* **WHAT IS NEEDED**: Drop every picture, then repeat the records exactly.

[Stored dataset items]
*****

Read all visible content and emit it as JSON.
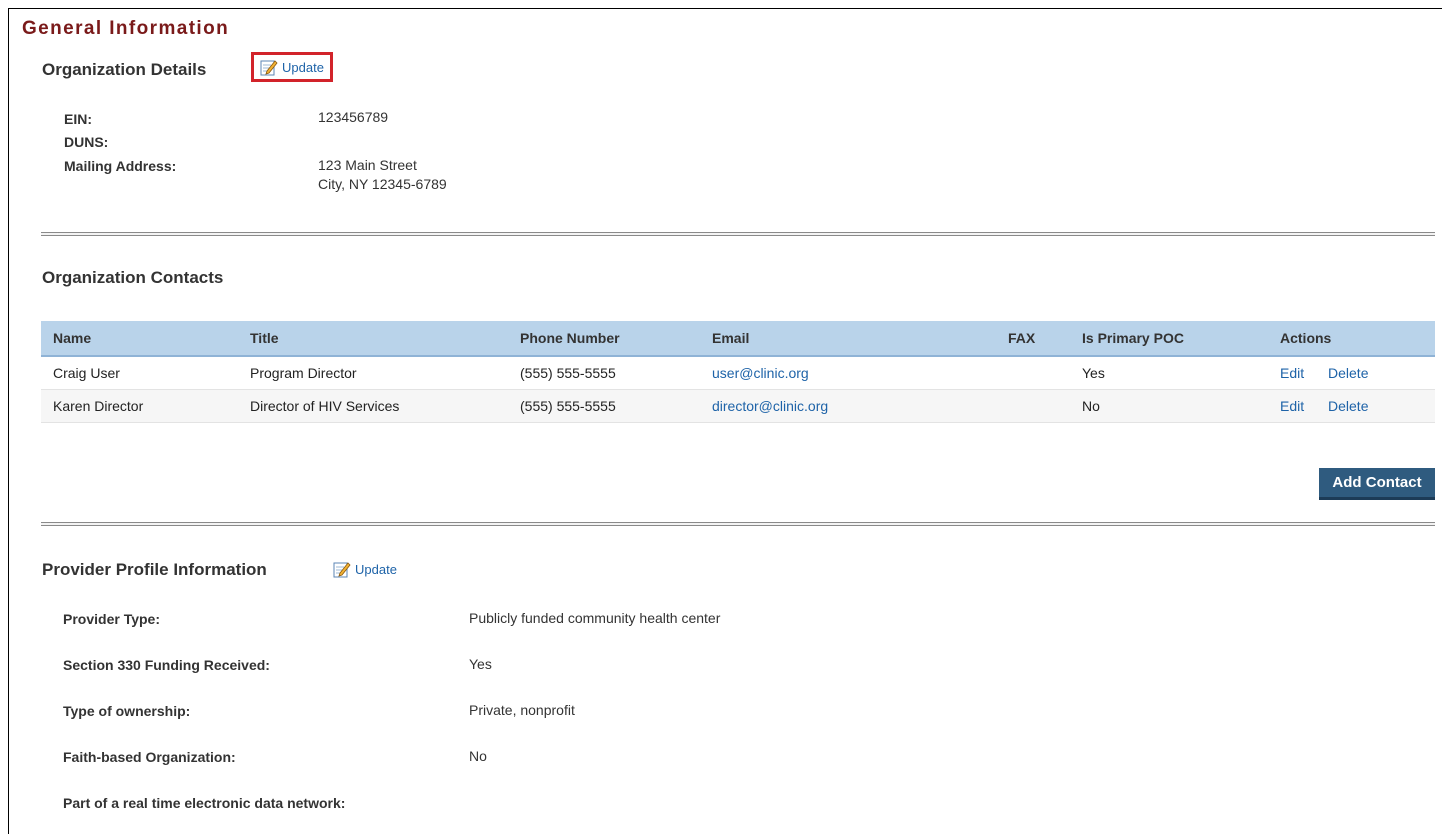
{
  "page": {
    "title": "General Information"
  },
  "org_details": {
    "title": "Organization Details",
    "update_label": "Update",
    "fields": [
      {
        "label": "EIN:",
        "value": "123456789"
      },
      {
        "label": "DUNS:",
        "value": ""
      },
      {
        "label": "Mailing Address:",
        "value_line1": "123 Main Street",
        "value_line2": "City, NY 12345-6789"
      }
    ]
  },
  "contacts": {
    "title": "Organization Contacts",
    "columns": [
      "Name",
      "Title",
      "Phone Number",
      "Email",
      "FAX",
      "Is Primary POC",
      "Actions"
    ],
    "rows": [
      {
        "name": "Craig User",
        "title": "Program Director",
        "phone": "(555) 555-5555",
        "email": "user@clinic.org",
        "fax": "",
        "primary": "Yes",
        "edit": "Edit",
        "delete": "Delete"
      },
      {
        "name": "Karen Director",
        "title": "Director of HIV Services",
        "phone": "(555) 555-5555",
        "email": "director@clinic.org",
        "fax": "",
        "primary": "No",
        "edit": "Edit",
        "delete": "Delete"
      }
    ],
    "add_label": "Add Contact"
  },
  "provider": {
    "title": "Provider Profile Information",
    "update_label": "Update",
    "fields": [
      {
        "label": "Provider Type:",
        "value": "Publicly funded community health center"
      },
      {
        "label": "Section 330 Funding Received:",
        "value": "Yes"
      },
      {
        "label": "Type of ownership:",
        "value": "Private, nonprofit"
      },
      {
        "label": "Faith-based Organization:",
        "value": "No"
      },
      {
        "label": "Part of a real time electronic data network:",
        "value": ""
      }
    ]
  },
  "colors": {
    "title": "#7a1a1a",
    "link": "#1e63a8",
    "header_bg": "#b9d3ea",
    "button": "#2f5b7f",
    "highlight": "#d2232a"
  },
  "icons": {
    "update": "pencil-edit-icon"
  }
}
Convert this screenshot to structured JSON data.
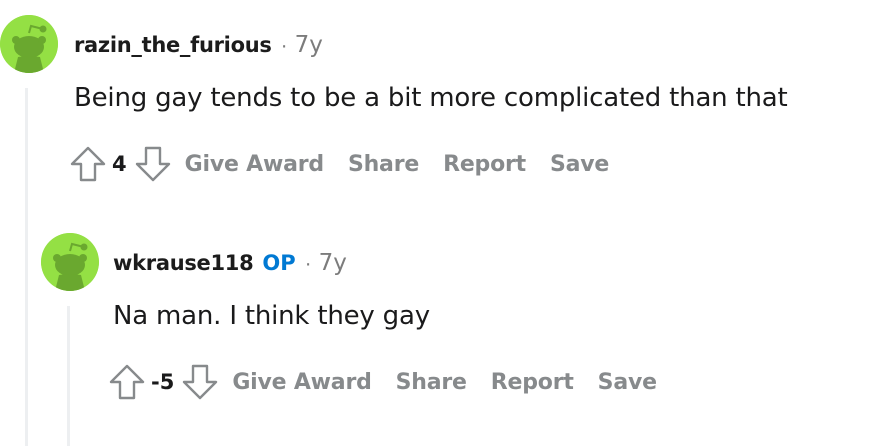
{
  "comments": [
    {
      "username": "razin_the_furious",
      "op_badge": "",
      "separator": "·",
      "age": "7y",
      "body": "Being gay tends to be a bit more complicated than that",
      "score": "4",
      "avatar_icon": "snoo-avatar-icon",
      "actions": [
        "Give Award",
        "Share",
        "Report",
        "Save"
      ]
    },
    {
      "username": "wkrause118",
      "op_badge": "OP",
      "separator": "·",
      "age": "7y",
      "body": "Na man. I think they gay",
      "score": "-5",
      "avatar_icon": "snoo-avatar-icon",
      "actions": [
        "Give Award",
        "Share",
        "Report",
        "Save"
      ]
    }
  ],
  "colors": {
    "avatar_bg": "#94e044",
    "op_badge": "#0079d3",
    "muted": "#878a8c",
    "thread_line": "#edeff1"
  }
}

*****

* **ANSWER SPACE**:
Read all visible content and emit it as JSON.
{
  "page": {
    "title": "General Information"
  },
  "org_details": {
    "title": "Organization Details",
    "update_label": "Update",
    "fields": [
      {
        "label": "EIN:",
        "value": "123456789"
      },
      {
        "label": "DUNS:",
        "value": ""
      },
      {
        "label": "Mailing Address:",
        "value_line1": "123 Main Street",
        "value_line2": "City, NY 12345-6789"
      }
    ]
  },
  "contacts": {
    "title": "Organization Contacts",
    "columns": [
      "Name",
      "Title",
      "Phone Number",
      "Email",
      "FAX",
      "Is Primary POC",
      "Actions"
    ],
    "rows": [
      {
        "name": "Craig User",
        "title": "Program Director",
        "phone": "(555) 555-5555",
        "email": "user@clinic.org",
        "fax": "",
        "primary": "Yes",
        "edit": "Edit",
        "delete": "Delete"
      },
      {
        "name": "Karen Director",
        "title": "Director of HIV Services",
        "phone": "(555) 555-5555",
        "email": "director@clinic.org",
        "fax": "",
        "primary": "No",
        "edit": "Edit",
        "delete": "Delete"
      }
    ],
    "add_label": "Add Contact"
  },
  "provider": {
    "title": "Provider Profile Information",
    "update_label": "Update",
    "fields": [
      {
        "label": "Provider Type:",
        "value": "Publicly funded community health center"
      },
      {
        "label": "Section 330 Funding Received:",
        "value": "Yes"
      },
      {
        "label": "Type of ownership:",
        "value": "Private, nonprofit"
      },
      {
        "label": "Faith-based Organization:",
        "value": "No"
      },
      {
        "label": "Part of a real time electronic data network:",
        "value": ""
      }
    ]
  },
  "colors": {
    "title": "#7a1a1a",
    "link": "#1e63a8",
    "header_bg": "#b9d3ea",
    "button": "#2f5b7f",
    "highlight": "#d2232a"
  },
  "icons": {
    "update": "pencil-edit-icon"
  }
}
Convert this screenshot to structured JSON data.
{
  "comments": [
    {
      "username": "razin_the_furious",
      "op_badge": "",
      "separator": "·",
      "age": "7y",
      "body": "Being gay tends to be a bit more complicated than that",
      "score": "4",
      "avatar_icon": "snoo-avatar-icon",
      "actions": [
        "Give Award",
        "Share",
        "Report",
        "Save"
      ]
    },
    {
      "username": "wkrause118",
      "op_badge": "OP",
      "separator": "·",
      "age": "7y",
      "body": "Na man. I think they gay",
      "score": "-5",
      "avatar_icon": "snoo-avatar-icon",
      "actions": [
        "Give Award",
        "Share",
        "Report",
        "Save"
      ]
    }
  ],
  "colors": {
    "avatar_bg": "#94e044",
    "op_badge": "#0079d3",
    "muted": "#878a8c",
    "thread_line": "#edeff1"
  }
}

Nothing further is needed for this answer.